Most of the gin recovered was from Boord & Son, a brand established in 1726 and known for its Old Tom gin. The distillery’s former office — designed by Aston Webb (architect of the Buckingham Palace façade and the Victoria and Albert Museum’s main building) and now a Grade II listed building — still sits on Tooley Street, London. The team have analysed the samples, hoping to recreate the recipe behind the 20th-century gin.
Bottle seal; shipwrecked bottle
Images (left to right): A Boord & Son bottle seal; One of salvaged bottles. 
“The story continues with more research,” says Gorn. “I have started to draft a recipe that will be a close recreation if not resurrection of this lost brand based on the salvaged marine samples. It is tricky as sadly the original samples are not necessarily in their original intended condition, but we managed to get enough information to confirm the main style and botanicals [that] potentially have been used.”
Gorn is hopeful about historic gin’s future. Working alongside him on the project will be Van de Walle, whose interest in gin goes beyond the history. Five years ago, Van de Walle began work on Marcel Gin Liqueur, which was also evaluated by IDS, and which Gorn calls a “wonderful creation”.  
“Working with Fred will help to get this project in motion,” concludes Gorn. “It is something very special that will take people on an exciting journey that started over a hundred years ago.”

An explorer’s gin liqueur

Van de Walle’s career has taken him worldwide, uncovering secrets beneath the sea. Marcel Gin Liqueur is inspired by Van de Walle’s travels, and the flavours and experiences he discovered along the way. 

Originally from Belgium, he drew on his country’s heritage of genever, united with aromatics from around the world.
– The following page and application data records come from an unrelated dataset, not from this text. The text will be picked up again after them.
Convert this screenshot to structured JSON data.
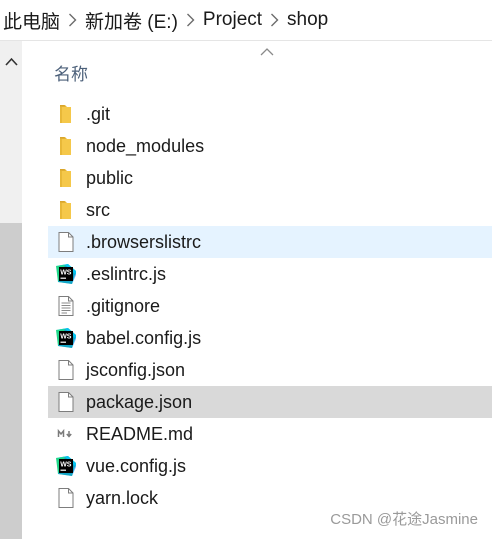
{
  "breadcrumb": {
    "items": [
      "此电脑",
      "新加卷 (E:)",
      "Project",
      "shop"
    ]
  },
  "header": {
    "name_label": "名称"
  },
  "files": [
    {
      "name": ".git",
      "type": "folder",
      "icon": "folder-icon",
      "state": "normal"
    },
    {
      "name": "node_modules",
      "type": "folder",
      "icon": "folder-icon",
      "state": "normal"
    },
    {
      "name": "public",
      "type": "folder",
      "icon": "folder-icon",
      "state": "normal"
    },
    {
      "name": "src",
      "type": "folder",
      "icon": "folder-icon",
      "state": "normal"
    },
    {
      "name": ".browserslistrc",
      "type": "file",
      "icon": "blank-file-icon",
      "state": "hover"
    },
    {
      "name": ".eslintrc.js",
      "type": "webstorm",
      "icon": "webstorm-file-icon",
      "state": "normal"
    },
    {
      "name": ".gitignore",
      "type": "text",
      "icon": "text-file-icon",
      "state": "normal"
    },
    {
      "name": "babel.config.js",
      "type": "webstorm",
      "icon": "webstorm-file-icon",
      "state": "normal"
    },
    {
      "name": "jsconfig.json",
      "type": "file",
      "icon": "blank-file-icon",
      "state": "normal"
    },
    {
      "name": "package.json",
      "type": "file",
      "icon": "blank-file-icon",
      "state": "selected"
    },
    {
      "name": "README.md",
      "type": "markdown",
      "icon": "markdown-file-icon",
      "state": "normal"
    },
    {
      "name": "vue.config.js",
      "type": "webstorm",
      "icon": "webstorm-file-icon",
      "state": "normal"
    },
    {
      "name": "yarn.lock",
      "type": "file",
      "icon": "blank-file-icon",
      "state": "normal"
    }
  ],
  "colors": {
    "folder": "#f5c84a",
    "hover": "#e5f3ff",
    "selected": "#d9d9d9",
    "header_text": "#4c607a"
  },
  "watermark": "CSDN @花途Jasmine"
}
To develop and distil the recipe, Van de Walle teamed up with Zum Tröpfli Distillery, spirit makers based in Switzerland, where he now lives. The result is a gin liqueur, which he says has prominent flavours of marzipan, nuts, and orange. 
Although Marcel can be served neat or over ice, Van de Walle likes it best mixed into cocktails where he can experiment with the flavours it brings. He likes to get people involved in the process, giving samples to bartenders or friends to see what they can create. 
“I don’t have one particular style,” says Van de Walle, who is an artist as well as conservator and spirit-maker. “It’s more of an exchange of ideas or techniques… it doesn’t have to be just art. I do it with everything, like in the kitchen.”

Fred Van de Walle with Marcel Gin Liqueur

To Van de Walle, mixing the liqueur into cocktails allows the creative process to continue, long after the liquid itself has been created and bottled. He is now in the development process for his next spirits: whisky and tequila. As ever, he is led by flavour first and foremost. 
Reflecting on the process of making Marcel, Van de Walle says, “I didn’t intentionally set out to create a drink that didn’t exist. I just tried to make something that I thought would be interesting and nice. And it did. So that worked out.”
Image: Fred Van de Walle and Marcel

4 April 2024